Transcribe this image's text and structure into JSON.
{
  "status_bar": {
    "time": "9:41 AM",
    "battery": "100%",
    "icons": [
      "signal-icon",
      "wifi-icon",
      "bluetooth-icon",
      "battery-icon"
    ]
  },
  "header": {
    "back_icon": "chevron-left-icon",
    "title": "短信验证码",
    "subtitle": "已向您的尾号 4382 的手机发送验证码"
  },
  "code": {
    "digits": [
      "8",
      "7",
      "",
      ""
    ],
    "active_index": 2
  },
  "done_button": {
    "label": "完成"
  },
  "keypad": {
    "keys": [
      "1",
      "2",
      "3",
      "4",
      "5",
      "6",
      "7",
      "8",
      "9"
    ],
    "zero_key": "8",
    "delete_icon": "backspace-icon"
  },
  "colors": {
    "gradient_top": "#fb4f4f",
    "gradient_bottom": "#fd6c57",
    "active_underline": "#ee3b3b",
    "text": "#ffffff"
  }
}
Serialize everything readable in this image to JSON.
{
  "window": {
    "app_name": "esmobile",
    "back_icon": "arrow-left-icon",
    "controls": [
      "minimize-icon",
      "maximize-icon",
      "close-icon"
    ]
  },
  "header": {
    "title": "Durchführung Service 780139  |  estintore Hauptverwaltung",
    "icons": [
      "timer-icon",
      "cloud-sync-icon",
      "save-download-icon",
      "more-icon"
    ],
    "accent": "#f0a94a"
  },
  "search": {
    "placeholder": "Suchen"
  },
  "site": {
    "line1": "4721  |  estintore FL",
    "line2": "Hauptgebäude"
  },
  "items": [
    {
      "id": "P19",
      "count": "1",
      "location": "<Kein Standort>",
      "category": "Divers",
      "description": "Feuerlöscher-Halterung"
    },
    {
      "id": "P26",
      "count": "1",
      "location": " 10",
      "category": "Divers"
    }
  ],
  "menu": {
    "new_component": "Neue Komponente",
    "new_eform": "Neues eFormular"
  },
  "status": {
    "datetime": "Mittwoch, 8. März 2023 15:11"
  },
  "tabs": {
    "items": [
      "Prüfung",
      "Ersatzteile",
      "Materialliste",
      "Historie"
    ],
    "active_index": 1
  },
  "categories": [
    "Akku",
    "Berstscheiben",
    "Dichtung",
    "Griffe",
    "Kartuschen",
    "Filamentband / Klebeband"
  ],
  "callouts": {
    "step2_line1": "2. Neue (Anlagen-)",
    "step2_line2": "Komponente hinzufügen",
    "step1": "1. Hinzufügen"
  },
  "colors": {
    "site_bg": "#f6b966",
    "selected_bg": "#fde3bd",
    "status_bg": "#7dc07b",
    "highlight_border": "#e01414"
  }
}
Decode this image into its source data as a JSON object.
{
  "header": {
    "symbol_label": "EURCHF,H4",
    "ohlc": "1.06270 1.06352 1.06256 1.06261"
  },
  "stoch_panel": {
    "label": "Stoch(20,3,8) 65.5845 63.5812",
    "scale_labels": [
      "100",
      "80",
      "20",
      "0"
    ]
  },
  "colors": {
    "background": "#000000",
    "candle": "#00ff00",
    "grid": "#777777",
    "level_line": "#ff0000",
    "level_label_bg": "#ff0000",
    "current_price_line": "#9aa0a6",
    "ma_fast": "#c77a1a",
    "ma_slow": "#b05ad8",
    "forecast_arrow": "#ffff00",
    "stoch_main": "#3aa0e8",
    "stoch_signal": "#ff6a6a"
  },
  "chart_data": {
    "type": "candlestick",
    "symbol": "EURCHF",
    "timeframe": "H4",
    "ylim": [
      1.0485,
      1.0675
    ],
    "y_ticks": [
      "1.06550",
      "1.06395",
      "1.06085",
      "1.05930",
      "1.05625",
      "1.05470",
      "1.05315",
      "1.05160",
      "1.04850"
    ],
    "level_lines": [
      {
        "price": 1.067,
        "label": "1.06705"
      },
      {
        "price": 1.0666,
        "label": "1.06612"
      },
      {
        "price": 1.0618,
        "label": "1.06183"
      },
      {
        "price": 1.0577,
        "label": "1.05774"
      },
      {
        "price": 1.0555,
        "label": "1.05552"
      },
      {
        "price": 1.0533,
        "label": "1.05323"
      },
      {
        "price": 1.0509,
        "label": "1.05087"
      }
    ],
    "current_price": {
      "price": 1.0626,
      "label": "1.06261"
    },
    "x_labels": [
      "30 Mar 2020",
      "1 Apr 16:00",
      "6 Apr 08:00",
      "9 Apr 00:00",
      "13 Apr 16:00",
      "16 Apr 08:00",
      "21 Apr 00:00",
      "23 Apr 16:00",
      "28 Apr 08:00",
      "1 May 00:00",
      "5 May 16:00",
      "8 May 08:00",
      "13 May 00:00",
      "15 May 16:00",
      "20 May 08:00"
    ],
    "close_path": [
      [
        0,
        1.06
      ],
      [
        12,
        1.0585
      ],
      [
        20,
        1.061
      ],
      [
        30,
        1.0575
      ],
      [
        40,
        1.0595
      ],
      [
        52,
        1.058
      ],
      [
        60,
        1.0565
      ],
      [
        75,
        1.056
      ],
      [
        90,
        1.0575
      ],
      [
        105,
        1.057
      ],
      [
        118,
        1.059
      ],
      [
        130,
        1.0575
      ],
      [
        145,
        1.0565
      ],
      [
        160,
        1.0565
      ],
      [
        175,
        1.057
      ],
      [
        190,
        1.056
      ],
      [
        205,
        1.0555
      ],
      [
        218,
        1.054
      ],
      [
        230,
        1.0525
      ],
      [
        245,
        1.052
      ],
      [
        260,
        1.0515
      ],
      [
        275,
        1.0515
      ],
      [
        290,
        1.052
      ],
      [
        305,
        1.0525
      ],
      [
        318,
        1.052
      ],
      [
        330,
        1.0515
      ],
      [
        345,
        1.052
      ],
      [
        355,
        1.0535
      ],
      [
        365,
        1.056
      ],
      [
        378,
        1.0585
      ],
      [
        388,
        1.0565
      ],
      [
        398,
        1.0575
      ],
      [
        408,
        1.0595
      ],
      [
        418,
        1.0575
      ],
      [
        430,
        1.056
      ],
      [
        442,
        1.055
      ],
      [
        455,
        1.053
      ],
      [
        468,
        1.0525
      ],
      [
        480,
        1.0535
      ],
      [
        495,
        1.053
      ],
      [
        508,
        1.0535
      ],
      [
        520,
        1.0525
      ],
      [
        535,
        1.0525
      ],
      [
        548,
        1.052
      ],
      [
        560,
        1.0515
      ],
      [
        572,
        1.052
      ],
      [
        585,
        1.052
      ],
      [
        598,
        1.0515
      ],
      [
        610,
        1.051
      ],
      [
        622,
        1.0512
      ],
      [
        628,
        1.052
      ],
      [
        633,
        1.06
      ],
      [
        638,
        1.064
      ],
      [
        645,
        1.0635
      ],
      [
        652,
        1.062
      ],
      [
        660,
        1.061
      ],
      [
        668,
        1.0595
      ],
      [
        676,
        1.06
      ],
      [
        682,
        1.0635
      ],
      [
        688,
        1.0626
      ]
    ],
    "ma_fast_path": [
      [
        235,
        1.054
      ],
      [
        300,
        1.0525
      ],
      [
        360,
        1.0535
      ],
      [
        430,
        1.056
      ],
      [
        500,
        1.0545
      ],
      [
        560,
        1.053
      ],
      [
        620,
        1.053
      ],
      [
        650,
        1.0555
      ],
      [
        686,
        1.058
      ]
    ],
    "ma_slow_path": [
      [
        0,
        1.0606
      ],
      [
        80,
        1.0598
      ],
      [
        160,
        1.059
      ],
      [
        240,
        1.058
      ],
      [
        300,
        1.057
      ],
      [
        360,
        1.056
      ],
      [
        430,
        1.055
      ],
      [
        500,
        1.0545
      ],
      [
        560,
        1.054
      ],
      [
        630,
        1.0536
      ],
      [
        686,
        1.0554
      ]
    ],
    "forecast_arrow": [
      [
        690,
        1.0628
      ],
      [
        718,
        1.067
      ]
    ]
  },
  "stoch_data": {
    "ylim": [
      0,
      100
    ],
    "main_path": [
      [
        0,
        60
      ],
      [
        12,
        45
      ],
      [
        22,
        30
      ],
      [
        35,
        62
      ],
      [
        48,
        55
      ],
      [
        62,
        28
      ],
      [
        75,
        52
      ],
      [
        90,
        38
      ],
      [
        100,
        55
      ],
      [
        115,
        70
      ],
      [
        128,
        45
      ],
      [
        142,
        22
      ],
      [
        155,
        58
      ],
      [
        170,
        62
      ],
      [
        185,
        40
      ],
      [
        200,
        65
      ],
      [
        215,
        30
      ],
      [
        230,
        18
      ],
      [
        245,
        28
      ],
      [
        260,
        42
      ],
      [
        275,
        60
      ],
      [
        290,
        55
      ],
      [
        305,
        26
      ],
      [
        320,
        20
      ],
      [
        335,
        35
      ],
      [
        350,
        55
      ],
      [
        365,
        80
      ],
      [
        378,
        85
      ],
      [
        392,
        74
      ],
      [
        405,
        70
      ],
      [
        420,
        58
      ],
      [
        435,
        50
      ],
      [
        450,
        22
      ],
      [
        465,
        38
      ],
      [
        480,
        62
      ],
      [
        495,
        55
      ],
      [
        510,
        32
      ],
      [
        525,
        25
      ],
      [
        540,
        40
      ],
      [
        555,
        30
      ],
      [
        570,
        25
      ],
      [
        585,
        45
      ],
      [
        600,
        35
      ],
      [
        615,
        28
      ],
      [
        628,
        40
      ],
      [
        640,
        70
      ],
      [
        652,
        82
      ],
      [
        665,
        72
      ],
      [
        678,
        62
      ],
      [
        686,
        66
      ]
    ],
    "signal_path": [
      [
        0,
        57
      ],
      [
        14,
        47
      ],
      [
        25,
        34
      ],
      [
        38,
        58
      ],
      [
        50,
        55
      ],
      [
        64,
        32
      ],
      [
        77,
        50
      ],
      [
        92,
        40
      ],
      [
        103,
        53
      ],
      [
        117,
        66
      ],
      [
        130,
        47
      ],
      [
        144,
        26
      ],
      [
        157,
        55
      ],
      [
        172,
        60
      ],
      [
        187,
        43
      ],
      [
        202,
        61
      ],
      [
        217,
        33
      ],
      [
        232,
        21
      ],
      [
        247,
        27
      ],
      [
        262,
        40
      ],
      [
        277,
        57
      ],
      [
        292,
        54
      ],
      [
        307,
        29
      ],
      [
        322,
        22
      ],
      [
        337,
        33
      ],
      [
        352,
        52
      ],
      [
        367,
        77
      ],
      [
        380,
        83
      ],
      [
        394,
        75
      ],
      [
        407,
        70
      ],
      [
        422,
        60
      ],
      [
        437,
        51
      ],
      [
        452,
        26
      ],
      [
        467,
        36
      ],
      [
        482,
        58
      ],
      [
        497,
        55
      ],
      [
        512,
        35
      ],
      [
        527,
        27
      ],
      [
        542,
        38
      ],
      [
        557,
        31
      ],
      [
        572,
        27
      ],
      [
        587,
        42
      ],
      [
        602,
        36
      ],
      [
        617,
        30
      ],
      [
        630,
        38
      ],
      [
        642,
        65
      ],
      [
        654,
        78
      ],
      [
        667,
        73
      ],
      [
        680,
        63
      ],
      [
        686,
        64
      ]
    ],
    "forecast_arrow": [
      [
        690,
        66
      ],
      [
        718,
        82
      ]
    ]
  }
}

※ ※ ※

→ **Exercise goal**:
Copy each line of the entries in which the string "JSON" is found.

→ **The answer**:
Transcribe this image's text and structure into JSON.
Serialize everything readable in this image to JSON.
Decode this image into its source data as a JSON object.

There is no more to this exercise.